Category: Roman names
As with the girls’ names, these names share much beyond their potential popularity. Most are ancient names, slumbering for centuries. While they hail from a range of cultures, a quorum are rooted in Ancient Rome or mythology. And as has been the trend with boys’ names, how they end — in n, r, us, or o — seems to be more important to their fashion status than their first initial.
Here, 9 unusual boys’ names we see ready to pop.
Ancient Roman names are being rediscovered in the modern world in a major way. Rarely does a whole class of names from a place or historical period undergo this widespread a revival, but several forces are at work that are making us take a fresh look at ancient Roman names.
The first Big Read, which featured “To Kill A Mockingbird” and its hero Atticus Finch brought that name to contemporary consciousness. Then there was the HBO series Rome. But “The Hunger Games” which features ancient Roman names for most of its male characters has popularized the genre like nothing else.

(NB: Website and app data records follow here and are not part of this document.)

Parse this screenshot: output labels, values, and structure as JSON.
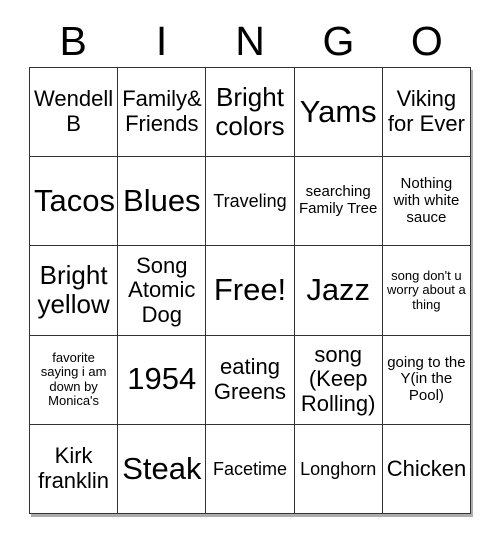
{
  "card": {
    "header_letters": [
      "B",
      "I",
      "N",
      "G",
      "O"
    ],
    "columns": 5,
    "rows": 5,
    "border_color": "#333333",
    "background_color": "#ffffff",
    "text_color": "#000000",
    "free_space_index": 12,
    "cells": [
      {
        "text": "Wendell B",
        "size": "md"
      },
      {
        "text": "Family& Friends",
        "size": "md"
      },
      {
        "text": "Bright colors",
        "size": "lg"
      },
      {
        "text": "Yams",
        "size": "xl"
      },
      {
        "text": "Viking for Ever",
        "size": "md"
      },
      {
        "text": "Tacos",
        "size": "xl"
      },
      {
        "text": "Blues",
        "size": "xl"
      },
      {
        "text": "Traveling",
        "size": "sm"
      },
      {
        "text": "searching Family Tree",
        "size": "xs"
      },
      {
        "text": "Nothing with white sauce",
        "size": "xs"
      },
      {
        "text": "Bright yellow",
        "size": "lg"
      },
      {
        "text": "Song Atomic Dog",
        "size": "md"
      },
      {
        "text": "Free!",
        "size": "xl"
      },
      {
        "text": "Jazz",
        "size": "xl"
      },
      {
        "text": "song don't u worry about a thing",
        "size": "xxs"
      },
      {
        "text": "favorite saying i am down by Monica's",
        "size": "xxs"
      },
      {
        "text": "1954",
        "size": "xl"
      },
      {
        "text": "eating Greens",
        "size": "md"
      },
      {
        "text": "song (Keep Rolling)",
        "size": "md"
      },
      {
        "text": "going to the Y(in the Pool)",
        "size": "xs"
      },
      {
        "text": "Kirk franklin",
        "size": "md"
      },
      {
        "text": "Steak",
        "size": "xl"
      },
      {
        "text": "Facetime",
        "size": "sm"
      },
      {
        "text": "Longhorn",
        "size": "sm"
      },
      {
        "text": "Chicken",
        "size": "md"
      }
    ]
  }
}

Of course, many ancient Roman nameshave survived and thrived in modern times, including some of our picks. And then there are others that have been slumbering for centuries but are reawakening now. Here, our favorites from this very appealing group.

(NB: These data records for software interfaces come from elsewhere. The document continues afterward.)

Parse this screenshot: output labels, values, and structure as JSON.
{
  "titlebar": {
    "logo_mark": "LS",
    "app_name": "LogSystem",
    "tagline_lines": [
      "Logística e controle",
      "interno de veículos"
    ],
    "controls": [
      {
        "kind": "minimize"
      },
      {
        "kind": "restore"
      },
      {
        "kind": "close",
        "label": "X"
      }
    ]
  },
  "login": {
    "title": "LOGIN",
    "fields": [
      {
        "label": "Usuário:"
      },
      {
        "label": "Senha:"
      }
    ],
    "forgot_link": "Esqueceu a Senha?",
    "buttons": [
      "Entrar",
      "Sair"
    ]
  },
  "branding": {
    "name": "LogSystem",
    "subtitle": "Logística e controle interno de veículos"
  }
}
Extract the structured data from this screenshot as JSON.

Here in our baby name bubble, in case you haven’t noticed, we tend to parse every element of every name for hints of incipient baby name trends. This would include first syllables, middle letters (like the current x), and endings like en and er for boys.
Just recently we’ve been noticing some suddenly increased attention focused on a group of Latinate names starting with the syllable Cas, which seem to be marching ahead in tandem. They all have a soft a sound, eliminating such oldies as Casey— and the Cas element is often pronounced Cash.
Here are the main contenders in this latest of baby name trends:
Cassia—This lovely, elegant name carries the scent of cinnamon, which is what its meaning is in Greek.
Cassian —Has the stylish Roman feel of names like Atticus; associated (not in the best way) with Julius Caesar, and also with abolitionist Cassius Clay, who inspired the birth name of Muhammad Ali. Variation Cassian is an ancient saints’ name primed to burst onto the modern scene ala Asher.